* Your task *
Wherever a line in the data holds the word "content", pull that line out.

[Entries from a dataset of interfaces]
::::

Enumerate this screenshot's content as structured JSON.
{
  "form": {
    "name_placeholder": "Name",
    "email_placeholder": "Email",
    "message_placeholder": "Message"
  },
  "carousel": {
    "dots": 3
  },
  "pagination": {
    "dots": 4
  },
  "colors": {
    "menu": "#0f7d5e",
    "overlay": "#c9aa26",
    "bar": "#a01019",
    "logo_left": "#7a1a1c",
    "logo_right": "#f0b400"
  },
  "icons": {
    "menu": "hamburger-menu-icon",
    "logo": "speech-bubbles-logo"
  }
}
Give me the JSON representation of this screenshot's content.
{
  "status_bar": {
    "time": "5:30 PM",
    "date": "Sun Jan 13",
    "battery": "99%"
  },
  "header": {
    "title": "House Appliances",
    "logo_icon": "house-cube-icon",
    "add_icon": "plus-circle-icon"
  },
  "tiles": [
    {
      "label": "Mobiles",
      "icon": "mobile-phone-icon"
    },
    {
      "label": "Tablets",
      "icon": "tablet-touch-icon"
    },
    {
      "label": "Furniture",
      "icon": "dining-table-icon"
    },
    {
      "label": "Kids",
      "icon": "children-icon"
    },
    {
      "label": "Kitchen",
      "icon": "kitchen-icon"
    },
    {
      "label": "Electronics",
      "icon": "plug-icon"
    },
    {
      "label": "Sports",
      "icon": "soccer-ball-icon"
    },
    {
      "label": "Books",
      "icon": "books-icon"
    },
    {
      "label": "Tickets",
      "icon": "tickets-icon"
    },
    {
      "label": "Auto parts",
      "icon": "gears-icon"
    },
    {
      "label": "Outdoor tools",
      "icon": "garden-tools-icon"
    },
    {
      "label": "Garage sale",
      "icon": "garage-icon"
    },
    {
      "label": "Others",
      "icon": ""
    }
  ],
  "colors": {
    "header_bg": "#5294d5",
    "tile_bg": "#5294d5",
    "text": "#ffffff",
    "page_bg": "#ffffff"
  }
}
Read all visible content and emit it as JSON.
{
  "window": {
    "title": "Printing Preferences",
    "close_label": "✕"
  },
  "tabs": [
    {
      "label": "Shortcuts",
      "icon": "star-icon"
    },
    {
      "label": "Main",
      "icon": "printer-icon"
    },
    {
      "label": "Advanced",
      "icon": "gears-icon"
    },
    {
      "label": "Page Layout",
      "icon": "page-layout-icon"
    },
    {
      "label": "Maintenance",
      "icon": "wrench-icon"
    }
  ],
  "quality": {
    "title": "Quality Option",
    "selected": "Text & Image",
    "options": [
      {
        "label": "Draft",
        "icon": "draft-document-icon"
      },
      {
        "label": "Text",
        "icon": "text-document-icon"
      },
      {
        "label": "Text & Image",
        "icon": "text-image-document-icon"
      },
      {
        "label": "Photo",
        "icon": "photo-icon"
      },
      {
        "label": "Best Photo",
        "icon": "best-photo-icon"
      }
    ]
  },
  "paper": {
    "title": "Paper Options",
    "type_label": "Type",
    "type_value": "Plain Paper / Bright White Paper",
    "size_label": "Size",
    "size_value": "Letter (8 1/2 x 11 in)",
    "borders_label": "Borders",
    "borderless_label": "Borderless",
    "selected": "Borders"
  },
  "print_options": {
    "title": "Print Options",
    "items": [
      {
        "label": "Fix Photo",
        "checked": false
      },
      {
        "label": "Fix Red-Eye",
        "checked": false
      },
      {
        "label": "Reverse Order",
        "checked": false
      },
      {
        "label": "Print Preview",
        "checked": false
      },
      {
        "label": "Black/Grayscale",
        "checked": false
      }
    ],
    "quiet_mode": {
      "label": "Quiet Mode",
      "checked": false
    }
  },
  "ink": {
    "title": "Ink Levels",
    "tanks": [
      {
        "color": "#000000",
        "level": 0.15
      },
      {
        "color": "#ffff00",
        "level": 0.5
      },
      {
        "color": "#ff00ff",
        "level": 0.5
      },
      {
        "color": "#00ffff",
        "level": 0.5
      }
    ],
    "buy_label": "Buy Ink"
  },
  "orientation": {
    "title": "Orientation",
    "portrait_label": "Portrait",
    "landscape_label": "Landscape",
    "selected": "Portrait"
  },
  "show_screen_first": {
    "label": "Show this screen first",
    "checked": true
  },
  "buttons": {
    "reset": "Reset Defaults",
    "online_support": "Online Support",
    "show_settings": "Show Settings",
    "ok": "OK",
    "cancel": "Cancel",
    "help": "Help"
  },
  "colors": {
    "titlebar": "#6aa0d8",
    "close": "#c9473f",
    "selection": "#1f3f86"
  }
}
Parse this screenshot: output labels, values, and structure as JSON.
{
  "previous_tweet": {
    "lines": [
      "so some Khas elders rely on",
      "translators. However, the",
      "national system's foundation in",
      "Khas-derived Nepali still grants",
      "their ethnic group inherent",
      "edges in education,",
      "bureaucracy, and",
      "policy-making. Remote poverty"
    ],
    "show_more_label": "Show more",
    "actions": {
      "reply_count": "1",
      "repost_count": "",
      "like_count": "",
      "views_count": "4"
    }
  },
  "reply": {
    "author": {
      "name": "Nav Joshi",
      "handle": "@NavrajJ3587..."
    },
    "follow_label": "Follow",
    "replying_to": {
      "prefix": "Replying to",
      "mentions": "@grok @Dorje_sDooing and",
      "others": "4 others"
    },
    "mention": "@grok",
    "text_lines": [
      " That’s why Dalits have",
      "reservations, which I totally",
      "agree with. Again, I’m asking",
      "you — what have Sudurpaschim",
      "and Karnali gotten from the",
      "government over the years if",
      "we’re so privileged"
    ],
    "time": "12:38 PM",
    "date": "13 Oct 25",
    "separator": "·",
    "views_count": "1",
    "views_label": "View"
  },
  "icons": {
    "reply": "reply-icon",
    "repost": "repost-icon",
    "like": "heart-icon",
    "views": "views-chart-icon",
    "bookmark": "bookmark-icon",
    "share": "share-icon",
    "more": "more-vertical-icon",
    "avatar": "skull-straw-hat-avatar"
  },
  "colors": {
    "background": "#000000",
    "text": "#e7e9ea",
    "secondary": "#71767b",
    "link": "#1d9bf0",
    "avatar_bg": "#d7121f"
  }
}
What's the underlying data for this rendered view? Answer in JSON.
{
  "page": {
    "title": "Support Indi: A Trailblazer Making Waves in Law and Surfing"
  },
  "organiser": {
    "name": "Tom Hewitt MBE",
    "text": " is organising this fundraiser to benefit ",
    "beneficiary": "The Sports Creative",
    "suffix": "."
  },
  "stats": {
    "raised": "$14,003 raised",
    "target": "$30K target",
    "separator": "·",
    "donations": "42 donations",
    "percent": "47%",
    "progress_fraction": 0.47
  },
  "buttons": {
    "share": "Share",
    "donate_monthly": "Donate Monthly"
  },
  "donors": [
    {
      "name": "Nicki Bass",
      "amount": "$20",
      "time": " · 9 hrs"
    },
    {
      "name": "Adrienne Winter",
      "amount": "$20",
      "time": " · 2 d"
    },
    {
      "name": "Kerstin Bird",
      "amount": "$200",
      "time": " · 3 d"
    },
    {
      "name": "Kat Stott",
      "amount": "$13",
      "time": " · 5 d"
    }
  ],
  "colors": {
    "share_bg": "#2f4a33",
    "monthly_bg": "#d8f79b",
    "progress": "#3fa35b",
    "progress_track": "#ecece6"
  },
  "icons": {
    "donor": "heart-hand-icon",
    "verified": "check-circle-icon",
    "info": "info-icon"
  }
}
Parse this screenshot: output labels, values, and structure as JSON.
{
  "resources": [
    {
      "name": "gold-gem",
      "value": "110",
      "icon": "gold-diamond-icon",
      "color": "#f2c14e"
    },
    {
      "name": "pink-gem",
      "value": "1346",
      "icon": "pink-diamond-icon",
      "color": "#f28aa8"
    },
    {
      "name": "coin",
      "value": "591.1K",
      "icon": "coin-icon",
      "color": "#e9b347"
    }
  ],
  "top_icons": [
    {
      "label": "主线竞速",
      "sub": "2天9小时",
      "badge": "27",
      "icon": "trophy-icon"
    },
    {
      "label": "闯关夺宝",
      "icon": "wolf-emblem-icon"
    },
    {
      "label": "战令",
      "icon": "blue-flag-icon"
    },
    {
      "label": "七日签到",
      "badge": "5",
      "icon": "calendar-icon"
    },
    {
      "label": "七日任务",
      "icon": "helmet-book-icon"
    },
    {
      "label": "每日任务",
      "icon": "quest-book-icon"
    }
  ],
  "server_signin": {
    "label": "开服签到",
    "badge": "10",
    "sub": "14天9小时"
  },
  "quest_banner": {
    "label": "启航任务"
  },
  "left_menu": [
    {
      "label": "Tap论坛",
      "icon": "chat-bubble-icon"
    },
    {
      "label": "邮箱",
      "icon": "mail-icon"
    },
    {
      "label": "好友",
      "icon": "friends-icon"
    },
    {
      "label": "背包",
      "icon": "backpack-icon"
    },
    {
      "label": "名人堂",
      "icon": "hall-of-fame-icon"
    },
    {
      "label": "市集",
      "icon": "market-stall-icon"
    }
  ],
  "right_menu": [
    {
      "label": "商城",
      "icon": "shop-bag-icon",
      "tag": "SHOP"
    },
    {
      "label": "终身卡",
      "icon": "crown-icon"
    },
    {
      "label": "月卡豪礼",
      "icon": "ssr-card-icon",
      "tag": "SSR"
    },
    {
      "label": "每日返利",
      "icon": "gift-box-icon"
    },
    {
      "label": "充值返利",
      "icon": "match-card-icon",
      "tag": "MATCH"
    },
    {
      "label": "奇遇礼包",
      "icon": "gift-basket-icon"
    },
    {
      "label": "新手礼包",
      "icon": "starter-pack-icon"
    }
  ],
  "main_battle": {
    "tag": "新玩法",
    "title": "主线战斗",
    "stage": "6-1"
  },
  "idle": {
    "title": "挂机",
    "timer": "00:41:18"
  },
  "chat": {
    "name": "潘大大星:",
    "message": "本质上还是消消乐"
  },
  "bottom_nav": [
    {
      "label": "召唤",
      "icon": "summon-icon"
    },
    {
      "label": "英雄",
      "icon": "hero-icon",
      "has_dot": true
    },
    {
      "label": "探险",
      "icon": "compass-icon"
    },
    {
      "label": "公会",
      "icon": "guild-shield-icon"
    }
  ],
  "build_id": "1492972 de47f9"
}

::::

* The completed task *
Enumerate this screenshot's content as structured JSON.
Give me the JSON representation of this screenshot's content.
Read all visible content and emit it as JSON.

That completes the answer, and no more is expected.